• _What is required_: In the listing below, find every line containing "subtitle" and copy it out.

• _Materials provided_:
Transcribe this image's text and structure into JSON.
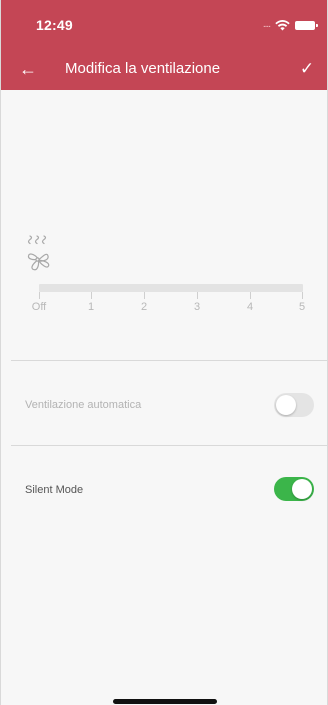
{
  "status_bar": {
    "time": "12:49",
    "signal": "....",
    "icons": [
      "wifi-icon",
      "battery-icon"
    ]
  },
  "header": {
    "title": "Modifica la ventilazione",
    "back_icon": "←",
    "confirm_icon": "✓",
    "background": "#c44655"
  },
  "fan": {
    "icon": "fan-icon",
    "slider_labels": [
      "Off",
      "1",
      "2",
      "3",
      "4",
      "5"
    ],
    "selected_level": "Off"
  },
  "settings": [
    {
      "label": "Ventilazione automatica",
      "enabled": false,
      "toggle_on": false
    },
    {
      "label": "Silent Mode",
      "enabled": true,
      "toggle_on": true
    }
  ],
  "colors": {
    "accent": "#c44655",
    "toggle_on": "#3bb54a",
    "toggle_off": "#e4e4e4"
  }
}
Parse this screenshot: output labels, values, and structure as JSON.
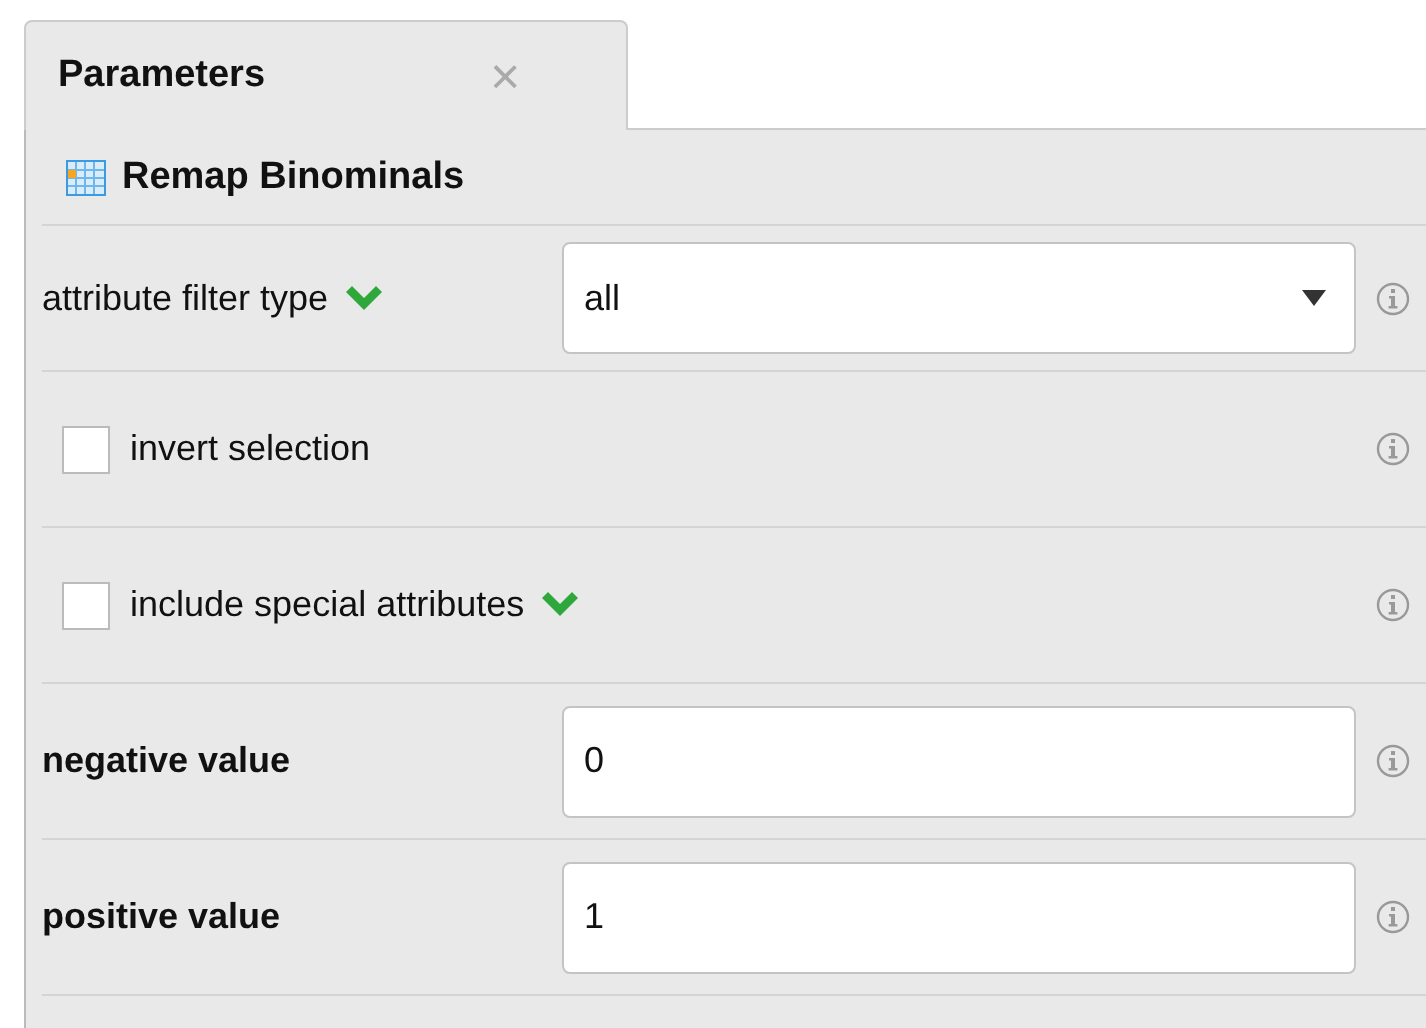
{
  "tab": {
    "label": "Parameters",
    "close": "×"
  },
  "operator": {
    "name": "Remap Binominals"
  },
  "parameters": [
    {
      "kind": "select",
      "label": "attribute filter type",
      "required": false,
      "expert": true,
      "value": "all"
    },
    {
      "kind": "checkbox",
      "label": "invert selection",
      "required": false,
      "expert": false,
      "checked": false
    },
    {
      "kind": "checkbox",
      "label": "include special attributes",
      "required": false,
      "expert": true,
      "checked": false
    },
    {
      "kind": "text",
      "label": "negative value",
      "required": true,
      "expert": false,
      "value": "0"
    },
    {
      "kind": "text",
      "label": "positive value",
      "required": true,
      "expert": false,
      "value": "1"
    }
  ]
}
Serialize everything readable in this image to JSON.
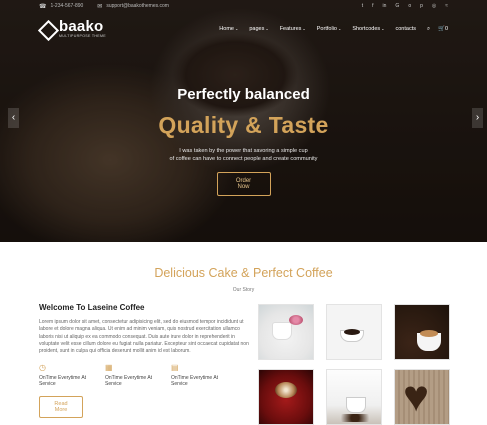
{
  "topbar": {
    "phone": "1-234-567-890",
    "email": "support@baakothemes.com",
    "socials": [
      "twitter-icon",
      "facebook-icon",
      "linkedin-icon",
      "google-plus-icon",
      "github-icon",
      "pinterest-icon",
      "instagram-icon",
      "rss-icon"
    ],
    "social_glyphs": [
      "t",
      "f",
      "in",
      "G",
      "o",
      "p",
      "◎",
      "≈"
    ]
  },
  "logo": {
    "name": "baako",
    "tagline": "MULTIPURPOSE THEME"
  },
  "nav": {
    "items": [
      {
        "label": "Home",
        "chevron": true
      },
      {
        "label": "pages",
        "chevron": true
      },
      {
        "label": "Features",
        "chevron": true
      },
      {
        "label": "Portfolio",
        "chevron": true
      },
      {
        "label": "Shortcodes",
        "chevron": true
      },
      {
        "label": "contacts",
        "chevron": false
      }
    ],
    "cart_count": "0"
  },
  "hero": {
    "subtitle": "Perfectly balanced",
    "title": "Quality & Taste",
    "desc_line1": "I was taken by the power that savoring a simple cup",
    "desc_line2": "of coffee can have to connect people and create community",
    "button": "Order Now"
  },
  "about": {
    "title": "Delicious Cake & Perfect Coffee",
    "subtitle": "Our Story",
    "welcome": "Welcome To Laseine Coffee",
    "text": "Lorem ipsum dolor sit amet, consectetur adipisicing elit, sed do eiusmod tempor incididunt ut labore et dolore magna aliqua. Ut enim ad minim veniam, quis nostrud exercitation ullamco laboris nisi ut aliquip ex ea commodo consequat. Duis aute irure dolor in reprehenderit in voluptate velit esse cillum dolore eu fugiat nulla pariatur. Excepteur sint occaecat cupidatat non proident, sunt in culpa qui officia deserunt mollit anim id est laborum.",
    "features": [
      {
        "icon": "clock-icon",
        "line1": "OnTime Everytime At",
        "line2": "Service"
      },
      {
        "icon": "calendar-icon",
        "line1": "OnTime Everytime At",
        "line2": "Service"
      },
      {
        "icon": "grid-icon",
        "line1": "OnTime Everytime At",
        "line2": "Service"
      }
    ],
    "button": "Read More"
  },
  "gallery": [
    "gallery-mug-flowers",
    "gallery-espresso-cup",
    "gallery-latte-beans",
    "gallery-cappuccino-red",
    "gallery-steaming-cup",
    "gallery-bean-heart"
  ]
}
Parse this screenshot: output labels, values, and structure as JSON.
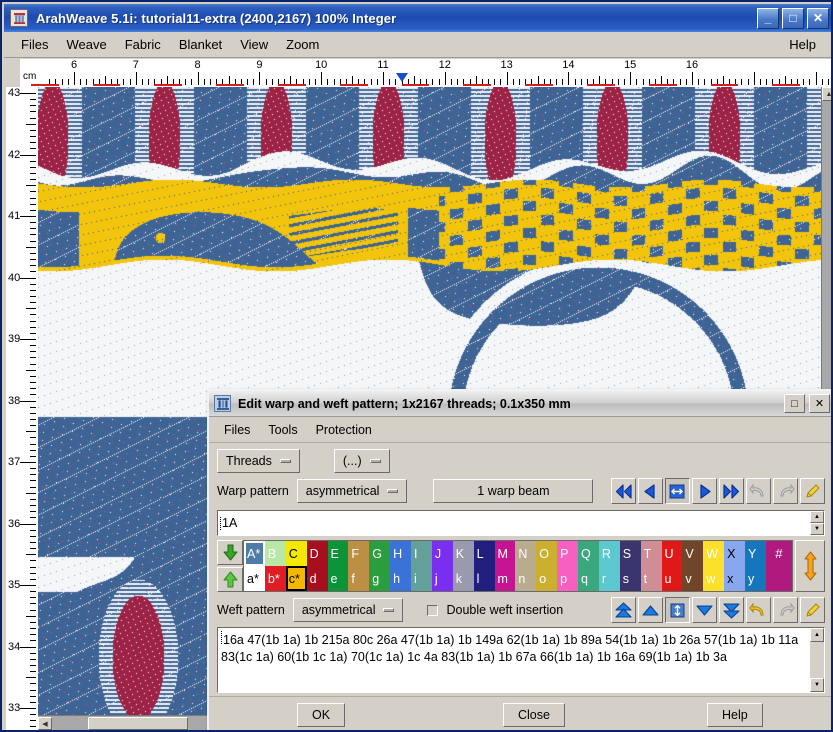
{
  "window": {
    "title": "ArahWeave 5.1i: tutorial11-extra (2400,2167) 100% Integer",
    "icon": "loom-icon",
    "buttons": {
      "minimize": "_",
      "maximize": "□",
      "close": "✕"
    }
  },
  "menubar": {
    "items": [
      {
        "label": "Files"
      },
      {
        "label": "Weave"
      },
      {
        "label": "Fabric"
      },
      {
        "label": "Blanket"
      },
      {
        "label": "View"
      },
      {
        "label": "Zoom"
      }
    ],
    "help": "Help"
  },
  "rulers": {
    "unit": "cm",
    "top": {
      "labels": [
        "6",
        "7",
        "8",
        "9",
        "10",
        "11",
        "12",
        "13",
        "14",
        "15",
        "16"
      ],
      "marker_value": "11.3"
    },
    "left": {
      "labels": [
        "43",
        "42",
        "41",
        "40",
        "39",
        "38",
        "37",
        "36",
        "35",
        "34",
        "33"
      ]
    }
  },
  "fabric": {
    "colors": {
      "blue": "#3d6494",
      "gold": "#f2c40c",
      "white": "#f4f6f8",
      "maroon": "#9c2346",
      "dot": "#ffffff",
      "red_dot": "#e04a6a"
    }
  },
  "dialog": {
    "title": "Edit warp and weft pattern; 1x2167 threads; 0.1x350 mm",
    "icon": "pattern-icon",
    "buttons": {
      "maximize": "□",
      "close": "✕"
    },
    "menubar": [
      {
        "label": "Files"
      },
      {
        "label": "Tools"
      },
      {
        "label": "Protection"
      }
    ],
    "toolbar": {
      "threads_label": "Threads",
      "ellipsis_label": "(...)"
    },
    "warp": {
      "label": "Warp pattern",
      "symmetry": "asymmetrical",
      "beam": "1 warp beam",
      "pattern_value": "1A",
      "nav_buttons": [
        {
          "name": "first",
          "glyph": "«"
        },
        {
          "name": "previous",
          "glyph": "◀"
        },
        {
          "name": "fit",
          "glyph": "↔"
        },
        {
          "name": "next",
          "glyph": "▶"
        },
        {
          "name": "last",
          "glyph": "»"
        },
        {
          "name": "undo",
          "glyph": "↶"
        },
        {
          "name": "redo",
          "glyph": "↷"
        },
        {
          "name": "clear",
          "glyph": "✐"
        }
      ]
    },
    "palette": {
      "uppercase": [
        {
          "label": "A*",
          "color": "#4e7ca8",
          "text": "#ffffff"
        },
        {
          "label": "B",
          "color": "#b8e8a8",
          "text": "#ffffff"
        },
        {
          "label": "C",
          "color": "#f5e800",
          "text": "#000000"
        },
        {
          "label": "D",
          "color": "#a80f1e",
          "text": "#ffffff"
        },
        {
          "label": "E",
          "color": "#0b9438",
          "text": "#ffffff"
        },
        {
          "label": "F",
          "color": "#bb9044",
          "text": "#ffffff"
        },
        {
          "label": "G",
          "color": "#2c9d3c",
          "text": "#ffffff"
        },
        {
          "label": "H",
          "color": "#3a72d8",
          "text": "#ffffff"
        },
        {
          "label": "I",
          "color": "#63a099",
          "text": "#ffffff"
        },
        {
          "label": "J",
          "color": "#7a2ef0",
          "text": "#ffffff"
        },
        {
          "label": "K",
          "color": "#9a9aae",
          "text": "#ffffff"
        },
        {
          "label": "L",
          "color": "#211e7e",
          "text": "#ffffff"
        },
        {
          "label": "M",
          "color": "#c41491",
          "text": "#ffffff"
        },
        {
          "label": "N",
          "color": "#b8ab8e",
          "text": "#ffffff"
        },
        {
          "label": "O",
          "color": "#cbb02f",
          "text": "#ffffff"
        },
        {
          "label": "P",
          "color": "#f660c0",
          "text": "#ffffff"
        },
        {
          "label": "Q",
          "color": "#3aa87c",
          "text": "#ffffff"
        },
        {
          "label": "R",
          "color": "#5cc8d0",
          "text": "#ffffff"
        },
        {
          "label": "S",
          "color": "#3b356e",
          "text": "#ffffff"
        },
        {
          "label": "T",
          "color": "#cf8e96",
          "text": "#ffffff"
        },
        {
          "label": "U",
          "color": "#e01818",
          "text": "#ffffff"
        },
        {
          "label": "V",
          "color": "#70452a",
          "text": "#ffffff"
        },
        {
          "label": "W",
          "color": "#fce02c",
          "text": "#ffffff"
        },
        {
          "label": "X",
          "color": "#87a8ee",
          "text": "#000000"
        },
        {
          "label": "Y",
          "color": "#1477bb",
          "text": "#ffffff"
        }
      ],
      "lowercase": [
        {
          "label": "a*",
          "color": "#ffffff",
          "text": "#000000"
        },
        {
          "label": "b*",
          "color": "#e01c24",
          "text": "#ffffff"
        },
        {
          "label": "c*",
          "color": "#f5b800",
          "text": "#000000"
        },
        {
          "label": "d",
          "color": "#a80f1e",
          "text": "#ffffff"
        },
        {
          "label": "e",
          "color": "#0b9438",
          "text": "#ffffff"
        },
        {
          "label": "f",
          "color": "#bb9044",
          "text": "#ffffff"
        },
        {
          "label": "g",
          "color": "#2c9d3c",
          "text": "#ffffff"
        },
        {
          "label": "h",
          "color": "#3a72d8",
          "text": "#ffffff"
        },
        {
          "label": "i",
          "color": "#63a099",
          "text": "#ffffff"
        },
        {
          "label": "j",
          "color": "#7a2ef0",
          "text": "#ffffff"
        },
        {
          "label": "k",
          "color": "#9a9aae",
          "text": "#ffffff"
        },
        {
          "label": "l",
          "color": "#211e7e",
          "text": "#ffffff"
        },
        {
          "label": "m",
          "color": "#c41491",
          "text": "#ffffff"
        },
        {
          "label": "n",
          "color": "#b8ab8e",
          "text": "#ffffff"
        },
        {
          "label": "o",
          "color": "#cbb02f",
          "text": "#ffffff"
        },
        {
          "label": "p",
          "color": "#f660c0",
          "text": "#ffffff"
        },
        {
          "label": "q",
          "color": "#3aa87c",
          "text": "#ffffff"
        },
        {
          "label": "r",
          "color": "#5cc8d0",
          "text": "#ffffff"
        },
        {
          "label": "s",
          "color": "#3b356e",
          "text": "#ffffff"
        },
        {
          "label": "t",
          "color": "#cf8e96",
          "text": "#ffffff"
        },
        {
          "label": "u",
          "color": "#e01818",
          "text": "#ffffff"
        },
        {
          "label": "v",
          "color": "#70452a",
          "text": "#ffffff"
        },
        {
          "label": "w",
          "color": "#fce02c",
          "text": "#ffffff"
        },
        {
          "label": "x",
          "color": "#87a8ee",
          "text": "#000000"
        },
        {
          "label": "y",
          "color": "#1477bb",
          "text": "#ffffff"
        }
      ],
      "hash_label": "#",
      "hash_color": "#b0197e",
      "add_warp_icon": "green-down-arrow-icon",
      "add_weft_icon": "green-up-arrow-icon",
      "resize_icon": "orange-updown-arrow-icon"
    },
    "weft": {
      "label": "Weft pattern",
      "symmetry": "asymmetrical",
      "double_insertion_label": "Double weft insertion",
      "double_insertion_checked": false,
      "pattern_value": "16a 47(1b 1a) 1b 215a 80c 26a 47(1b 1a) 1b 149a 62(1b 1a) 1b 89a 54(1b 1a) 1b 26a 57(1b 1a) 1b 11a 83(1c 1a) 60(1b 1c 1a) 70(1c 1a) 1c 4a 83(1b 1a) 1b 67a 66(1b 1a) 1b 16a 69(1b 1a) 1b 3a",
      "nav_buttons": [
        {
          "name": "top",
          "glyph": "▲"
        },
        {
          "name": "up",
          "glyph": "△"
        },
        {
          "name": "fit-vertical",
          "glyph": "↕"
        },
        {
          "name": "down",
          "glyph": "▽"
        },
        {
          "name": "bottom",
          "glyph": "▼"
        },
        {
          "name": "undo",
          "glyph": "↶"
        },
        {
          "name": "redo",
          "glyph": "↷"
        },
        {
          "name": "clear",
          "glyph": "✐"
        }
      ]
    },
    "footer": {
      "ok": "OK",
      "close": "Close",
      "help": "Help"
    }
  }
}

• _Solution to the exercise_:
    "subtitle": "Perfectly balanced",
    "subtitle": "Our Story",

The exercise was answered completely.